The Authority: Why the B.R.A. Needs to Go
In this town, the Boston Redevelopment Authority rules supreme. Accountable only to the mayor, it exerts total control over zoning, planning, and development—an anachronistic concentration of power. As the Menino era draws to a close, it’s time for the agency to go.
In 2001, the BRA issued a request for proposals for the lot. The RFP allowed a tower, preferably residential, but required interested developers to also build a school on the site or to fund the construction of one elsewhere. Then, as now, Boston was short on housing (which is why property costs are so high). Eight developers submitted bids, and almost all worked for months to come up with plans that included housing. The high bid, $23 million, came from Lincoln Property.
Once the bids were in, though, something strange happened. According to several people working for the BRA at the time, its then-director, Mark Maloney, wouldn’t green-light a normal selection process, and nothing happened for months. Eventually, in 2003, the BRA board announced that Millennium Partners, which had been the lowest bidder, had been allowed to match Lincoln’s $23 million offer, and had won the bid. This was odd, because instead of housing, Millennium had proposed an office building, at a time when office vacancy rates were soaring. Jim Kostaras, a high-level manager who had been with the BRA for 17 years, and who had been the architect of the Hayward Place RFP, quit shortly thereafter.
One of the most vexing aspects of this story is that back in 2001 the BRA seized the Hayward Place lot from the city—an act that, because of the off-the-books nature of the authority, made all of the maneuverings for the deal much harder to follow. The city council itself only learned about the property transfer after the fact, from the newspapers, at which point it considered a lawsuit against the BRA. Frustrated, City Councilor James Kelly noted that $23 million, the amount Lincoln had been willing to pay the city, could have covered a quarter of Boston’s projected deficit at the time. Instead, the money was to be paid by Millennium directly to the BRA—and the city would get nothing. Maura A. Hennigan, an at-large member of the city council, would later tell the Globe, “After all is said and done, the ‘fair and open’ process we were supposed to have is not what happened here.”
In the decade that followed, Millennium ran the site as a parking lot, just as the city had, earning approximately $2.3 million a year for itself. According to a Finance Commission report, the developer did pay $537,000 a year in rent to the city for two years, but the lease, negotiated with the BRA, then allowed those payments to cease. Since 2005, the report went on to note, “the developer has been operating the parking lot and retaining all the revenue.” Construction on the project finally began this year.
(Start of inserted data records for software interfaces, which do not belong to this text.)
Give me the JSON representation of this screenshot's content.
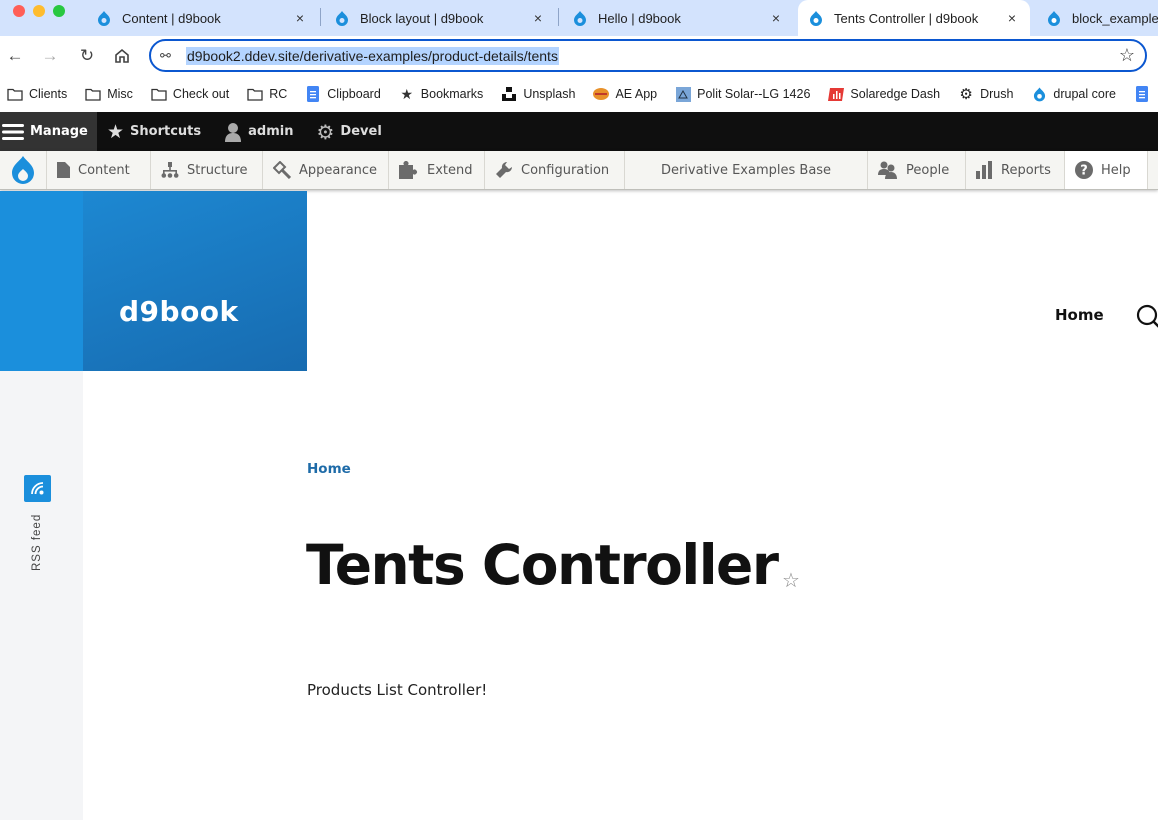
{
  "browser": {
    "tabs": [
      {
        "title": "Content | d9book",
        "icon": "drupal-icon",
        "active": false
      },
      {
        "title": "Block layout | d9book",
        "icon": "drupal-icon",
        "active": false
      },
      {
        "title": "Hello | d9book",
        "icon": "drupal-icon",
        "active": false
      },
      {
        "title": "Tents Controller | d9book",
        "icon": "drupal-icon",
        "active": true
      },
      {
        "title": "block_examples",
        "icon": "drupal-icon",
        "active": false
      }
    ],
    "close_glyph": "×",
    "url": "d9book2.ddev.site/derivative-examples/product-details/tents",
    "bookmarks": [
      {
        "label": "Clients",
        "icon": "folder-icon"
      },
      {
        "label": "Misc",
        "icon": "folder-icon"
      },
      {
        "label": "Check out",
        "icon": "folder-icon"
      },
      {
        "label": "RC",
        "icon": "folder-icon"
      },
      {
        "label": "Clipboard",
        "icon": "doc-icon"
      },
      {
        "label": "Bookmarks",
        "icon": "star-icon"
      },
      {
        "label": "Unsplash",
        "icon": "unsplash-icon"
      },
      {
        "label": "AE App",
        "icon": "ae-app-icon"
      },
      {
        "label": "Polit Solar--LG 1426",
        "icon": "solar-icon"
      },
      {
        "label": "Solaredge Dash",
        "icon": "chart-icon"
      },
      {
        "label": "Drush",
        "icon": "gear-icon"
      },
      {
        "label": "drupal core",
        "icon": "drupal-icon"
      }
    ]
  },
  "toolbar": {
    "bar": [
      {
        "label": "Manage",
        "icon": "menu-icon"
      },
      {
        "label": "Shortcuts",
        "icon": "star-icon"
      },
      {
        "label": "admin",
        "icon": "user-icon"
      },
      {
        "label": "Devel",
        "icon": "gear-icon"
      }
    ],
    "tray": [
      {
        "label": "Content",
        "icon": "file-icon"
      },
      {
        "label": "Structure",
        "icon": "sitemap-icon"
      },
      {
        "label": "Appearance",
        "icon": "paintbrush-icon"
      },
      {
        "label": "Extend",
        "icon": "puzzle-icon"
      },
      {
        "label": "Configuration",
        "icon": "wrench-icon"
      },
      {
        "label": "Derivative Examples Base",
        "icon": ""
      },
      {
        "label": "People",
        "icon": "people-icon"
      },
      {
        "label": "Reports",
        "icon": "bar-chart-icon"
      },
      {
        "label": "Help",
        "icon": "help-icon"
      }
    ]
  },
  "site": {
    "name": "d9book",
    "main_nav": [
      {
        "label": "Home"
      }
    ],
    "rss_label": "RSS feed",
    "brand_color": "#1b8fdc"
  },
  "page": {
    "breadcrumb": [
      {
        "label": "Home"
      }
    ],
    "title": "Tents Controller",
    "body": "Products List Controller!"
  }
}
Why didn’t Millennium build anything for a decade? It’s unclear. But media accounts of the affair have suggested that Millennium had no reason to build as long as it was making millions of dollars tax-free from the parking lot. Others close to the deal have suggested to me that Millennium didn’t want a multi-story building at the site that would block views from unsold units on the lower floors of the Ritz-Carlton Residences, a luxury-condo project it had built across the street.
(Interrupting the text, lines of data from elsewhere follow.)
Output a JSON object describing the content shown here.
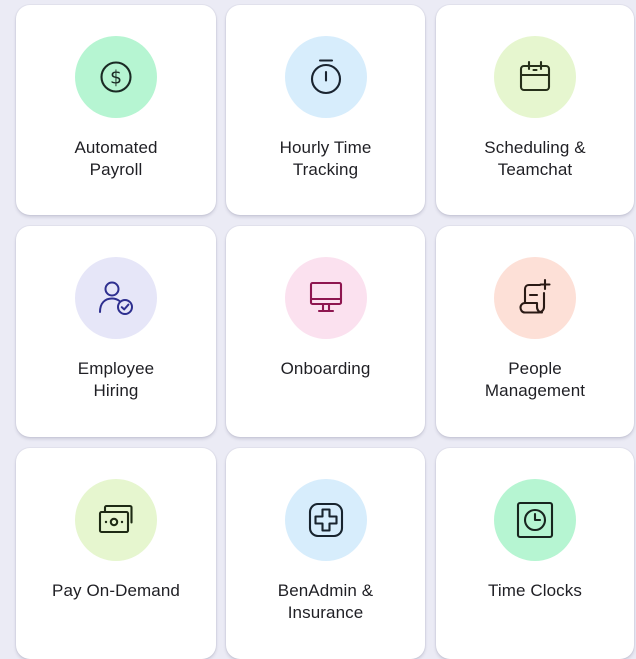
{
  "features": [
    {
      "id": "automated-payroll",
      "lines": [
        "Automated",
        "Payroll"
      ],
      "icon": "dollar-circle-icon",
      "bg": "#b6f5d2",
      "stroke": "#1a2a24"
    },
    {
      "id": "hourly-time-tracking",
      "lines": [
        "Hourly Time",
        "Tracking"
      ],
      "icon": "stopwatch-icon",
      "bg": "#d7edfc",
      "stroke": "#1a2430"
    },
    {
      "id": "scheduling-teamchat",
      "lines": [
        "Scheduling &",
        "Teamchat"
      ],
      "icon": "calendar-icon",
      "bg": "#e6f6cf",
      "stroke": "#26301a"
    },
    {
      "id": "employee-hiring",
      "lines": [
        "Employee",
        "Hiring"
      ],
      "icon": "person-check-icon",
      "bg": "#e6e6f8",
      "stroke": "#2e2f8f"
    },
    {
      "id": "onboarding",
      "lines": [
        "Onboarding"
      ],
      "icon": "monitor-icon",
      "bg": "#fbe1ef",
      "stroke": "#8e1650"
    },
    {
      "id": "people-management",
      "lines": [
        "People",
        "Management"
      ],
      "icon": "document-add-icon",
      "bg": "#fde0d7",
      "stroke": "#2a1a15"
    },
    {
      "id": "pay-on-demand",
      "lines": [
        "Pay On-Demand"
      ],
      "icon": "cash-icon",
      "bg": "#e6f6cf",
      "stroke": "#1e2a14"
    },
    {
      "id": "benadmin-insurance",
      "lines": [
        "BenAdmin &",
        "Insurance"
      ],
      "icon": "medical-cross-icon",
      "bg": "#d7edfc",
      "stroke": "#18242e"
    },
    {
      "id": "time-clocks",
      "lines": [
        "Time Clocks"
      ],
      "icon": "clock-icon",
      "bg": "#b6f5d2",
      "stroke": "#18261f"
    }
  ]
}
Boston lost big in this exchange—all because, it would seem, the mayor wanted to do a favor for a friendly developer. Millennium, after all, was the first developer to build upscale housing in the former Combat Zone, a move that helped gentrify the area. This sort of quid pro quo is not unusual for a mayor who wants to reward those who help the city. But in this case it comes at an unreasonable cost. Boston lost the value of the Hayward Place property itself, by letting the BRA take ownership of it. It lost millions in parking revenue and property taxes. And, most important, it lost a rare opportunity to strengthen the civic fabric of downtown Boston, by building desperately needed classroom and housing space.
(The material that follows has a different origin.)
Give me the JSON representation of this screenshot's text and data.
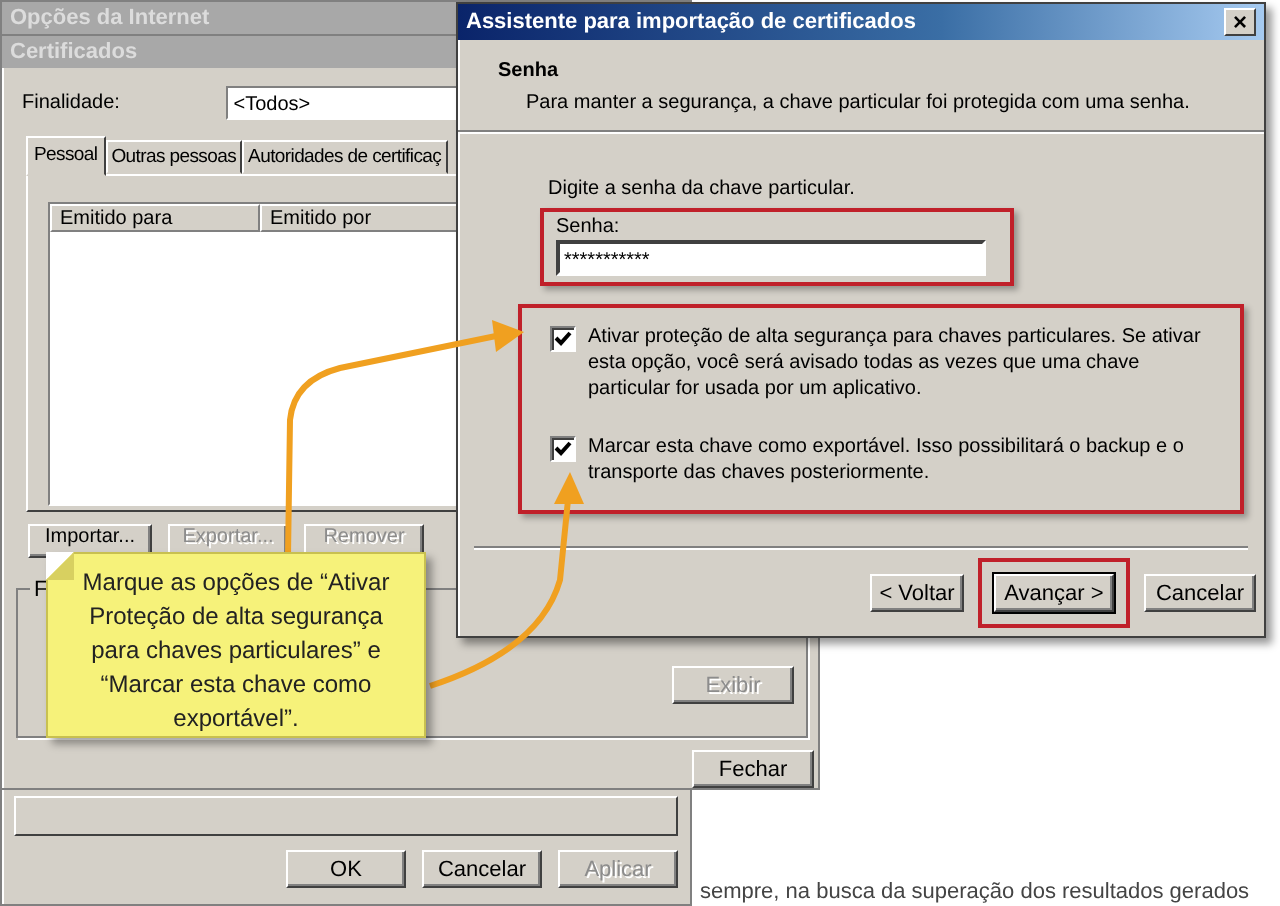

Unsurprisingly, the mayor’s people aren’t interested in taking power away from the BRA, which, they argue, has helped spur the remarkable period of expansion and prosperity that this city has witnessed in the past two decades. “It would be foolish,” Dot Joyce, the mayor’s press secretary, told me in an email, “to gut the engine of economic growth.”
The growth is undeniable. Just look at those cranes! But there’s a case to be made that Boston has thrived during these past two decades not because of the BRA but despite it. Imagine what this city would be like if the Pritzkers had been able to develop the waterfront 20 years ago, or if we’d focused on building good schools and housing at Hayward Place and other downtown locations.
Soon we’ll have our first new mayor in a generation, which means we’ll have a rare opportunity to change how we shape this city. The BRA isn’t mowing down neighborhoods anymore, of course. That’s good. But it does continue to favor the needs of developers over those of residents, and as a result the city is gradually becoming an undistinguished jumble of stumpy towers and super blocks. What’s getting lost is an attention to the quality and purpose of what’s being built. Who’s planning not for next year but 20 years from now? This is a question we need to ask ourselves—and our candidates for mayor—during this election year. Let’s just put it to them directly: Do you think it’s time to break up the BRA?